The story grows out of the drug violence that has beset Mexico and left more than 5,300 people dead this year. Since 2000, 44 journalists have been killed in Mexico, many of them targeted for writing about the drug gangs that dominate the country.
The military crackdown on the drug lords has created its own problems. And that's what brought reporter Emilio Gutierrez Soto of El Diario del Noroeste into the story.
In 2005, he wrote that some soldiers were drunk when they raided a hotel in northern Chihuahua state. Other stories reported alleged thievery by the military. Last spring, a squad of soldiers and their commanding officer invited Gutierrez to a restaurant in his hometown of Ascension. They told him he would pay with his life if he continued. They ordered him not to tell anyone about the meeting.
Gutierrez, 46, promptly wrote another story, in which he recounted the alleged death threat. A few nights later, he said, a pounding on the door awoke him and his son.
Some 50 soldiers, wearing masks, ripped through the house, claiming they were looking for drugs and illegal weapons, he said.
The soldiers didn't find anything and left, Gutierrez said. After, a friend of one of the soldiers warned him that the next visit would be the last.
Gutierrez, the sole supporter of his son, decided he could not wait. On June 15, the reporter and his boy crossed the Rio Grande and into the land of the 1st Amendment, turning themselves in to immigration officials and pleading for asylum.
Immigration and Customs Enforcement officials took father and son into custody and sent them to a detention center in El Paso.
The U.S. has rejected asylum requests from several other Mexican journalists who said they feared for their safety.
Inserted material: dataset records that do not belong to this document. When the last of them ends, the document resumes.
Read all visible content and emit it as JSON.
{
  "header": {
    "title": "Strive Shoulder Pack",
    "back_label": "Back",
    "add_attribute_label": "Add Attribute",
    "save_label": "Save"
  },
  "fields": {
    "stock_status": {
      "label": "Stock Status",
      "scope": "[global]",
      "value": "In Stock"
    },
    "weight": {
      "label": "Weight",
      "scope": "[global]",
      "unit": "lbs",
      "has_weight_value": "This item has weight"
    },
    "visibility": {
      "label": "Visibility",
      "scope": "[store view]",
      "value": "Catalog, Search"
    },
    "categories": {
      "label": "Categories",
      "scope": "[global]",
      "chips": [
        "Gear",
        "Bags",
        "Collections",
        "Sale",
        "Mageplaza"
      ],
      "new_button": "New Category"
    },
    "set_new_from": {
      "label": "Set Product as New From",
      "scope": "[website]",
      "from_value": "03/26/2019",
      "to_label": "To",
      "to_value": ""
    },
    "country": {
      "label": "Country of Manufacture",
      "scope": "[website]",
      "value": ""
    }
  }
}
But Gutierrez said he believed he could prove he had a real and credible fear for his personal safety in his home country.
The bitter irony - according to his lawyer, Carlos Spector - is that by presenting himself as an "arriving alien," the reporter was not entitled to the judicial hearing that an illegal crosser would have received.
ICE's request to postpone his hearing until March means that Gutierrez will have waited nine months to plead his case.
So he sits and waits, missing his freedom and his son (who was released to family friends in the U.S. after a couple of months in custody). He wonders how he can make a new start, if he gets the chance.
"I am not a criminal," the reporter said in a telephone interview last week. "I am a journalist."
U.S. officials, Spector said, have called Gutierrez a "threat to the community" but offered no evidence. "They can't even come up with a rationale," Spector said. "They don't even try."
An ICE spokeswoman declined to comment, citing Gutierrez's privacy and the pending hearing.
Spector theorizes that the U.S. government is loath to offer relief to a journalist who has raised doubts about the Mexican military's conduct. That would embarrass an ally and trading partner.
Even if he could be released back to Mexico, Gutierrez said, he would not want to go, fearful about his safety and of leaving his son behind. "I love my country, but I can't go," he said. "Because if I do, I'm going to die."
Another El Diario reporter was shot to death last month outside his home in Ciudad Juarez, across the border from El Paso. An online newspaper editor at the funeral received a cell phone call: "You will be next."
Reporters Without Borders, an international nonprofit that advocates for journalists, has spearheaded attempts to win Gutierrez's release. The Catholic bishop of El Paso last week lent his voice to the campaign.
It would be nice to believe our government is trying only to protect us. But it's hard to imagine what's taking so long to decide Gutierrez's fate - or what would warrant holding a reporter for so long, without the chance to plead for his freedom.
In the meantime, the US government has pledged that it wants to help Mexico win its war on drugs and corruption.
A good way to start would be to protect the journalists who have risked their lives to help the public understand a sad, sad state of affairs.